- If you do it together or take turns, you’re practicing compromise and collaboration in the name of closeness.
- You’re being intentional as a couple about maintaining intimacy and connection.
- You’re practicing the delicate balance between the “Me” and the “We,” so key to close relationships.
So, think of “Meeting on the Mountain” as a perfect metaphor for what you need to do in many areas of your partnership, only this time with a giant mattress underneath you.
Here’s what Valentine’s Day looks like after 30 glorious years of marriage:
If you’re in a marriage or any kind of long term partnership, after the initial rose-colored glow has worn off, you’ve probably had the unpleasant experience of each seeing the same events very differently. Either you remember the “significant” details around the situation differently, or you have alternate realities about who said what, who did what, what was decided or who’s to blame. Sound familiar? If it does, you probably have also experienced some of the unsavory effects of this disconnect – like hostility, mistrust, disappointment, or hurt. If so, unfortunately, you’re in good company with half the planet.

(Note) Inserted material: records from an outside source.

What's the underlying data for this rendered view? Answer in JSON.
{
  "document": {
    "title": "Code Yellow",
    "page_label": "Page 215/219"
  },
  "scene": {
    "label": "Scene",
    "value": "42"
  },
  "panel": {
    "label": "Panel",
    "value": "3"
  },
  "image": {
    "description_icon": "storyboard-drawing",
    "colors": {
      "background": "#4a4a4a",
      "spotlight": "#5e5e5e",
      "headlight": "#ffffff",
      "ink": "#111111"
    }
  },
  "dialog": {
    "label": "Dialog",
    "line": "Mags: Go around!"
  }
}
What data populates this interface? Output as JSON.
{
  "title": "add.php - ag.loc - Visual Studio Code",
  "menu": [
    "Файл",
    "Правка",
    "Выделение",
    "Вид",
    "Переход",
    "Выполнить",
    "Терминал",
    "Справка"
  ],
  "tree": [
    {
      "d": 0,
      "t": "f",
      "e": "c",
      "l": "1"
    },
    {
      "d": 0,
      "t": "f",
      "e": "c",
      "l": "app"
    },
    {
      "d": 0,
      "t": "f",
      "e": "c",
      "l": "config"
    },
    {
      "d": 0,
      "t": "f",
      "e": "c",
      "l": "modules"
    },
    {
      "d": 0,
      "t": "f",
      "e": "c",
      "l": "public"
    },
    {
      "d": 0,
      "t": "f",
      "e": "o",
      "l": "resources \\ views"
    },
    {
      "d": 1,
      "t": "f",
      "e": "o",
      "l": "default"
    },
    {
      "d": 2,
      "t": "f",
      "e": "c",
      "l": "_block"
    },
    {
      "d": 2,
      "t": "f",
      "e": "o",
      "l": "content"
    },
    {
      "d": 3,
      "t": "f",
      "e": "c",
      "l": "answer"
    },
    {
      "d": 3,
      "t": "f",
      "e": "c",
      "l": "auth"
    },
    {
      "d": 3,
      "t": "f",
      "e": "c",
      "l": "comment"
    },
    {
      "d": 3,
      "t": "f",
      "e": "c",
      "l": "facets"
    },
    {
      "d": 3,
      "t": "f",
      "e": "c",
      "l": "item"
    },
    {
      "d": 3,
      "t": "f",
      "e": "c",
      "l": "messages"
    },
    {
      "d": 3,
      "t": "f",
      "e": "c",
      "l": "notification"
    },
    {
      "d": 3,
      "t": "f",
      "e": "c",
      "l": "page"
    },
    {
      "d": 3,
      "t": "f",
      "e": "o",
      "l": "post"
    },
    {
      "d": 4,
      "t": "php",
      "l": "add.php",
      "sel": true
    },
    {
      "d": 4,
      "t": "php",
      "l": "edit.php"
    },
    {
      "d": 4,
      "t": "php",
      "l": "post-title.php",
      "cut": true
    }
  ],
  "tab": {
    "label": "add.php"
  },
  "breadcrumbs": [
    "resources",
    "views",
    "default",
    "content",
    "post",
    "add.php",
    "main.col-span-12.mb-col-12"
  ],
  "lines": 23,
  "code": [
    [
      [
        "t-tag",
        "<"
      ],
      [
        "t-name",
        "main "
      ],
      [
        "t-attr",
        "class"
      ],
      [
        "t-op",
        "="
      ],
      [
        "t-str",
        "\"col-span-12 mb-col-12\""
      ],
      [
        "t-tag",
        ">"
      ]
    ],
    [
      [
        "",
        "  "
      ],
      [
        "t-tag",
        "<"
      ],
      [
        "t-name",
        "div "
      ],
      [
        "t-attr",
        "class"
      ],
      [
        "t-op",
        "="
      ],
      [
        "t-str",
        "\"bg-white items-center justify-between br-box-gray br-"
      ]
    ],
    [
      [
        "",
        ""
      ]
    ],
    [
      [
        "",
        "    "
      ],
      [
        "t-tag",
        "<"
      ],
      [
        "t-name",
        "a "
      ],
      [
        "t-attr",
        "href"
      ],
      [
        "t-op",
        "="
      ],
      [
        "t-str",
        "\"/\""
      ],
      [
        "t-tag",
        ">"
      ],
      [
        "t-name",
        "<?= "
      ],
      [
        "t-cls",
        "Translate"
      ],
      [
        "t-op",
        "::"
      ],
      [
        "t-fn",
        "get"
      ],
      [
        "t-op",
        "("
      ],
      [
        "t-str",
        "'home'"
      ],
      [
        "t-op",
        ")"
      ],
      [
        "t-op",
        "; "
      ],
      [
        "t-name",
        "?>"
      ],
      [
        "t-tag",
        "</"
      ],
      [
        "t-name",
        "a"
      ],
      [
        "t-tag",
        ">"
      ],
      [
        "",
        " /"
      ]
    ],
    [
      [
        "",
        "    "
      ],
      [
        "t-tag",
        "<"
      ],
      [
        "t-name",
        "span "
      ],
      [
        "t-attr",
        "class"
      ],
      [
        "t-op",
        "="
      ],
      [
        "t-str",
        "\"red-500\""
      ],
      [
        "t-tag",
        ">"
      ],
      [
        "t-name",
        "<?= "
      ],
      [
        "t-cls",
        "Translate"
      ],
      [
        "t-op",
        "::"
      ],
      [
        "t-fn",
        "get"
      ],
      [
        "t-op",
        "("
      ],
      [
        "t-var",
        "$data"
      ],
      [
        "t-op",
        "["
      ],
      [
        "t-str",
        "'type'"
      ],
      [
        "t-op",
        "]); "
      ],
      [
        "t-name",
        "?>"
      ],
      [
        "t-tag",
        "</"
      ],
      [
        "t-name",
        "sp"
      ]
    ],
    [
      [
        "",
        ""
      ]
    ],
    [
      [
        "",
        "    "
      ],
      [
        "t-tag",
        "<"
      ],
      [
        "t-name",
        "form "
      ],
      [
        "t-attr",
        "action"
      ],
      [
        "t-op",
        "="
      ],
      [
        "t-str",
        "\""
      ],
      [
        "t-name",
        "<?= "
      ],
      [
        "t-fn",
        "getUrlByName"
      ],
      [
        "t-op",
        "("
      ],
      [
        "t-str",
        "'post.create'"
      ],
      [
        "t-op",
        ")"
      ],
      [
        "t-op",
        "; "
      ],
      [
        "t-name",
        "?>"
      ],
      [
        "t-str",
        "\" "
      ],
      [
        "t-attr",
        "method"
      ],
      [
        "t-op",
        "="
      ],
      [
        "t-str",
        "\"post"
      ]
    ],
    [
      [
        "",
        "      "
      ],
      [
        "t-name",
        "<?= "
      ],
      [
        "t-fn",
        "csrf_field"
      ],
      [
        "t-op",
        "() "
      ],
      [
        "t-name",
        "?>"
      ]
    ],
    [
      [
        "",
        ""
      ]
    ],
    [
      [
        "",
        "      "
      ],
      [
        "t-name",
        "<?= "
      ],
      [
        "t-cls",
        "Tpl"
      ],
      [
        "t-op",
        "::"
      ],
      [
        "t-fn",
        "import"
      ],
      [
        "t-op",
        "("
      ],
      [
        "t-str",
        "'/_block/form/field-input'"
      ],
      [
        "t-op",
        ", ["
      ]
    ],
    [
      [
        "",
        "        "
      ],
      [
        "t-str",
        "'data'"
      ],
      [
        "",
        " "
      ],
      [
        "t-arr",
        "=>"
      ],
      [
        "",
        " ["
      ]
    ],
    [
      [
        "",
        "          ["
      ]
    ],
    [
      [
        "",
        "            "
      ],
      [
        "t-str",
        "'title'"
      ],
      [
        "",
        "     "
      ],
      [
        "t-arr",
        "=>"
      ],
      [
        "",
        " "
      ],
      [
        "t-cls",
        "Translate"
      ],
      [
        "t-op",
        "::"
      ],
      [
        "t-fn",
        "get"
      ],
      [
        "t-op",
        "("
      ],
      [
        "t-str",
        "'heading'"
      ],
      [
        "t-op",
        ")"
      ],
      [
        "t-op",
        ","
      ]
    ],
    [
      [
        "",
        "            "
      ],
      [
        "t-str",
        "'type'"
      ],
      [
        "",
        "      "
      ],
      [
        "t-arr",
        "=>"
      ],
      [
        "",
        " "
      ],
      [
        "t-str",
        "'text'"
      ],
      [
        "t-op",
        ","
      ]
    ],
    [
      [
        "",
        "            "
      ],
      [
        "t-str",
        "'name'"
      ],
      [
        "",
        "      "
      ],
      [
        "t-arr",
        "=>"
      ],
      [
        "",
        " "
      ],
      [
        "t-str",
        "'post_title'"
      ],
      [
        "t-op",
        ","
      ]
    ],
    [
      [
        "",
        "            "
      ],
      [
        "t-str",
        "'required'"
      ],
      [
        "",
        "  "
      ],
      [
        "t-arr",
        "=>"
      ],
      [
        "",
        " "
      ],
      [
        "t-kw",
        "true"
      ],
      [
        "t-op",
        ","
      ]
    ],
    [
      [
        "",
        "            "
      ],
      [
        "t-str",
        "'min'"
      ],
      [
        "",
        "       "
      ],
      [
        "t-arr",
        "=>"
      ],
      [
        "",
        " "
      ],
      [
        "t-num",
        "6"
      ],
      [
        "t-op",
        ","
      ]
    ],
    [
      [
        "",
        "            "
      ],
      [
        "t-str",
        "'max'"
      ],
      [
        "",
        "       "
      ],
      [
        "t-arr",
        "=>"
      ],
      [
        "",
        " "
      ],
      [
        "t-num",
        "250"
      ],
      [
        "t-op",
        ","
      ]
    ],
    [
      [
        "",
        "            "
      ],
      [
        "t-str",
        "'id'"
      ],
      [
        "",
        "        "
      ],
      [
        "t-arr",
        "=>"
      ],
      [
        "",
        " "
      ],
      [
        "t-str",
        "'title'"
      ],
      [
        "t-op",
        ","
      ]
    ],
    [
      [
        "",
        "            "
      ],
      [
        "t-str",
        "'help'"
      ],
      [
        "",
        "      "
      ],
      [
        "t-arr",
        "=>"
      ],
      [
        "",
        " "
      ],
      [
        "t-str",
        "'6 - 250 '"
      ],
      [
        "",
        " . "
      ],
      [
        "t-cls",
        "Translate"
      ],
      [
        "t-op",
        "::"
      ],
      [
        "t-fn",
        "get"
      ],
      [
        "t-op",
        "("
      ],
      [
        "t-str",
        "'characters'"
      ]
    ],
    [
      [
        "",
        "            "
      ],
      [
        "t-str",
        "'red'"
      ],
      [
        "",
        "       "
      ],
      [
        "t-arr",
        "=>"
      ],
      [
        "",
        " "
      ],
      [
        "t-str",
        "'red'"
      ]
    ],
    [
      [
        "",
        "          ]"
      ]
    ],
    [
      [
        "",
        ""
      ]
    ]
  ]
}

I call this situation the “Battle for The Truth” – as though there were an objective reality or single “truth” to events. The hard thing is that “The Truth” is all about individual perspective, observation and context, so you may already realize that arguing over “The Truth” is usually fruitless.
If you’d like to learn more about how this plays out in relationships, signs it’s happening, long-term effects, and tools to put down your weapons, then tune into a terrific BlogTalk Radio program scheduled for Tuesday, February 2nd at 8PM EST: “The Texas Conflict Coach.” Host Pattie Porter, a famous conflict expert is having me on as her guest. Join us live on the show with questions or comments by calling (347)324-3591. If you can’t make the live show you can hear the recording on BlogTalk Radio at: http://www.texasconflictcoach.com/category/upcoming-shows/
Either way, hope you can join us!
Are you in a relationship which seems to have mysteriously lost its magic? Has the experience of mystery and romance dissolved into thin air without an obvious reason?
If you’ve thought “Yes! Yes!” then you and your spouse or partner may be guilty of too much familiarity, and too many liberties taken with each other by allowing boundaries to get too squishy. Here are some examples of this you may have seen creeping into your partnership:
- Going to the bathroom with the door open, allowing your partner the charming pleasure of hearing and smelling the result
- Passing gas without any attempt to be private about it
- Talking about every minuscule detail of your day, however boring
- Continuous contact through texts, calls or emails
- Sharing every detail of your fantasies, regardless of consequences
- Revealing all the gory aspects of your deepest insecurities or areas of poor self-esteem
These are only a few illustrations of how partners mistakenly think that total openness without privacy will promote more closeness and comfort.
Esther Perel, author of the bestselling book “Mating In Captivity” makes the clearest case for how intentional space is necessary for eroticism, excitement and ironically, intimacy. She talks about how total democracy, lockstep teamwork and lack of space have eroded modern partnerships. Couples used to spend longer spans of time courting, longing, missing each other, having less symbiotic “togetherness,” and as a result, often experienced the critical tension the space provided for more romance and excitement.
So, if this issue of overfamiliarity seems to have seeped into your relationship, take a look at how together you may have allowed too many boundaries to have broken down, notice the effect, and explore how you can re-install some mystery and privacy – (NOT secrecy), but space in the name of closeness.